The global economy has undergone a fundamental shift in the past 30 years. The traditional them’ and us’ way of thinking about economic exchange is outdated. Products are no longer Made in Japan’, or, Made in France’. They are made by inter-connected networks of countries and trade.

China’s rise as a key global player was supported by a number of East and South-east Asian economies. Its export-led development strategy, which saw the country grow at more than 7% annually for over a decade, was fuelled by an integrated trade network. A number of East and South-east Asian countries manufacturing components _ intermediate goods _ formed supply chains to feed China’s manufacturing base.
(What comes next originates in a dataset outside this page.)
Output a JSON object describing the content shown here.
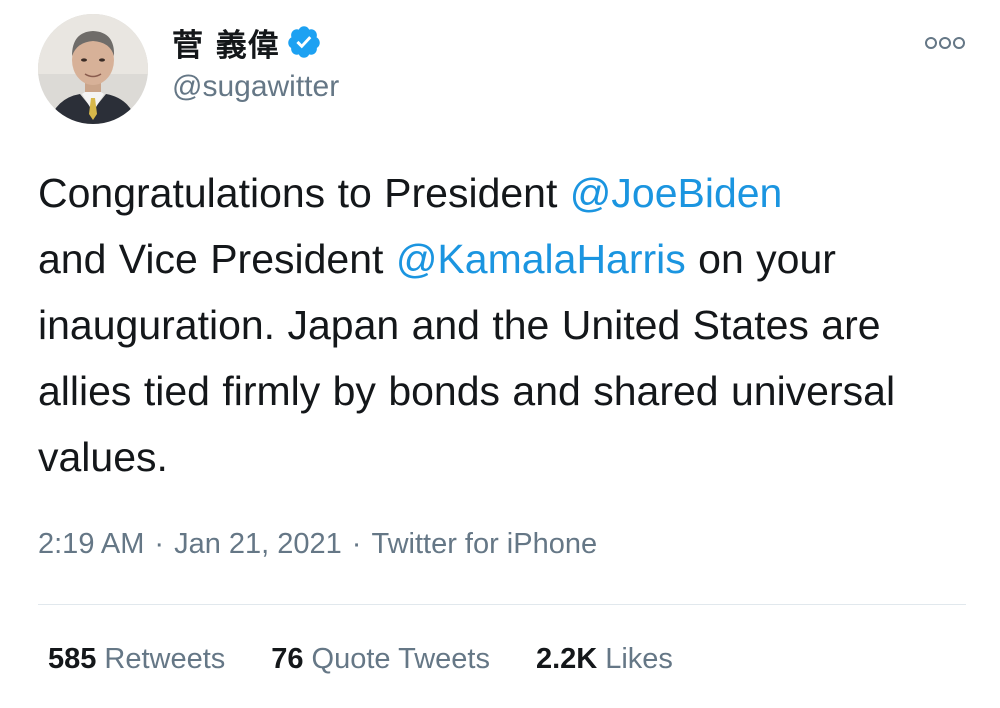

Countries such as Vietnam, Mongolia, and Indonesia have now developed strong manufacturing hubs of their own, and have become net exporters in their own right. Hence, China’s rise signals the rise of its regional neighbours, too.

The purpose of this diagram (which you can place your mouse over for more information) is to visualise the global value chains in East and South-east Asia through the mapping of intermediate goods trade among countries in the regions.

Explanatory notes on the diagram

  • The circle adds up to 100%, as it represents the total export flows of intermediate goods across East and South-east Asian countries.
  • China is the source of 29.5% of the intermediate goods exports among East and South-east Asian countries, and is the main exporter in the region.
  • Indonesia (25.9%), Vietnam (16.8%), and Malaysia (14.5%) also account for a large share of the total intermediate goods exports in East and South-east Asia.

  • The chord linking Malaysia and Singapore shows trade flows between these two countries. Thus, it is inferred that 13.1% of East and South-east Asian intermediate goods are exported from Malaysia to Singapore while only 0.4% of them are exported from Singapore to Malaysia. That the chord is wider on the Malaysian side means the country exports more to Singapore than the other way around. Therefore, the chord is in dark blue, since Malaysia is the net exporter in that case.

  • Vietnam is a net exporter in its bilateral intermediate goods trade with every East and South-east Asian country, including China.

  • By contrast, Japan is a net importer of intermediate goods in East and South-east Asia; the country’s trade with this region is an essential step in the making of products it exports throughout the world.

The above examples can be used to explore the diagram, and get other insights on the intermediate goods trade in East and South-east Asia.